Family members reported loss of phone contact with their loved ones in the Bahamas. Some residents posted videos of the devastation and reported that roofs had been blown off of homes and others had been completed destroyed by the high winds and water.
ABC News correspondent Marcus Moore, reporting from Marsh Harbor on Abaco Island, said he saw “Pure hell,” adding, “I have seen utter devastation here in Marsh Harbor. We are surrounded by water with no way out.”
Forecasters said the storm is expected to continue pummeling the Bahamas into Monday night. Ken Graham of the National Hurricane Center (NHC) said in a Facebook video at approximately 6:30 p.m., “We expect to start seeing this northward push overnight tonight and into tomorrow morning.” Graham also warned about the huge wind field, rain bands and storm surges being created that are already beginning to impact the coast of Florida.
Hurricane Dorian was downgraded from a Category 5 to Category 4 with the NHC’s update at 11 a.m. on Monday following its contact with the Bahamas. However, the NHC alert said, “Heavy rains, capable of producing life-threatening flash floods, are expected over northern portions of the Bahamas and coastal sections of the Southeast and lower Mid-Atlantic regions of the United States into Friday.”
In anticipation of the life-threatening conditions, mandatory evacuations had been issued for nine counties along the southern Florida coast with another seven counties issuing voluntary evacuations as well as other counties in Georgia and South Carolina.
As of Sunday, Hurricane Dorian emerged as the most devastating in modern history with winds of 185 mph. The slow pace of its movement—measured at one mile per hour over the Bahamas—has meant that the havoc of the storm has been extended beyond any other event in recent memory.

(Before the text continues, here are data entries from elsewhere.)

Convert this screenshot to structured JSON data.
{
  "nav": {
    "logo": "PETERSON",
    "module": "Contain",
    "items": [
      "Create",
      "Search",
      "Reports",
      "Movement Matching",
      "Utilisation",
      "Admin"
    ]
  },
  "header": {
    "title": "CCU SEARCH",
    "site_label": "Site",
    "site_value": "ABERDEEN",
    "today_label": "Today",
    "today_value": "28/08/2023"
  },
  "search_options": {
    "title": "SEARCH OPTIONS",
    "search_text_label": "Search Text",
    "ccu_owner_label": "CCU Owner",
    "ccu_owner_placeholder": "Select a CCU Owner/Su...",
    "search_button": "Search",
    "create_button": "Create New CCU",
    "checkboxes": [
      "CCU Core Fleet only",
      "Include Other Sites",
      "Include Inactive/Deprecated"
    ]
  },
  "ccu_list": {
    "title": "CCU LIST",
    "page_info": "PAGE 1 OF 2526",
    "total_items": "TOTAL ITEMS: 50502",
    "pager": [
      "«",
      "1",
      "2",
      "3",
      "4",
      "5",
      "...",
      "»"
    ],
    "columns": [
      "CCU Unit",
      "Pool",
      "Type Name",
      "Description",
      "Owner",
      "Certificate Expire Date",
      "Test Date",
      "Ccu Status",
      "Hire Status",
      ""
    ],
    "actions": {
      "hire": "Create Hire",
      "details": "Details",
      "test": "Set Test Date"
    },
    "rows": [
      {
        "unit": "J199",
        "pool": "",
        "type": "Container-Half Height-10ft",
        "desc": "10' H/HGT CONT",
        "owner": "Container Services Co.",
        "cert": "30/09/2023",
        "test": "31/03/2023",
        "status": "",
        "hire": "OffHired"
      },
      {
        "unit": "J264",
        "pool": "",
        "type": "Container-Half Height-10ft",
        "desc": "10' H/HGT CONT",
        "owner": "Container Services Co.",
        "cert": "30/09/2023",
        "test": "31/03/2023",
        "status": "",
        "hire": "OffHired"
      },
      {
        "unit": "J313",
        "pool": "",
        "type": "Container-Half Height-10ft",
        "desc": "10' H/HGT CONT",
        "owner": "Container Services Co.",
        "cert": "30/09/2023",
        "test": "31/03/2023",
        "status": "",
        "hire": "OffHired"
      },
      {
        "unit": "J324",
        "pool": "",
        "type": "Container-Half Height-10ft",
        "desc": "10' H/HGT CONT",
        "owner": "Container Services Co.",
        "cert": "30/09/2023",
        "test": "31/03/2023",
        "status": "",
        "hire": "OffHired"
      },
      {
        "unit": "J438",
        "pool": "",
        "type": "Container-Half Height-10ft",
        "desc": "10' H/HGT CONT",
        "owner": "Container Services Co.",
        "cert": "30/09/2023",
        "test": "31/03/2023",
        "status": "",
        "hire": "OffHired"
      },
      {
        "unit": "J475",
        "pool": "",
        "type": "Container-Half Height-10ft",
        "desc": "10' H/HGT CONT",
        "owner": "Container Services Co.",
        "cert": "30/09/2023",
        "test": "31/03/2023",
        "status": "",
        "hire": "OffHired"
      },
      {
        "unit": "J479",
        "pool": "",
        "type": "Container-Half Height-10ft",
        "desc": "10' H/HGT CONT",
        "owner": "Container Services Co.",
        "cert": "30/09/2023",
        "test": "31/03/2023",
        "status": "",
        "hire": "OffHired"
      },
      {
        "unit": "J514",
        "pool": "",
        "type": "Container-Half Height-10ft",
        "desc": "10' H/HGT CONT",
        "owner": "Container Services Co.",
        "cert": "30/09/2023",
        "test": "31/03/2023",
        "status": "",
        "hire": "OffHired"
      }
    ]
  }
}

As with every storm, such as Hurricane Maria that struck Puerto Rico in 2017, the poor and working-class population of the Bahamas is being impacted most severely by Dorian. This will also be the case once it arrives in Florida and moves northward up the coast with destructive power and unpredictability.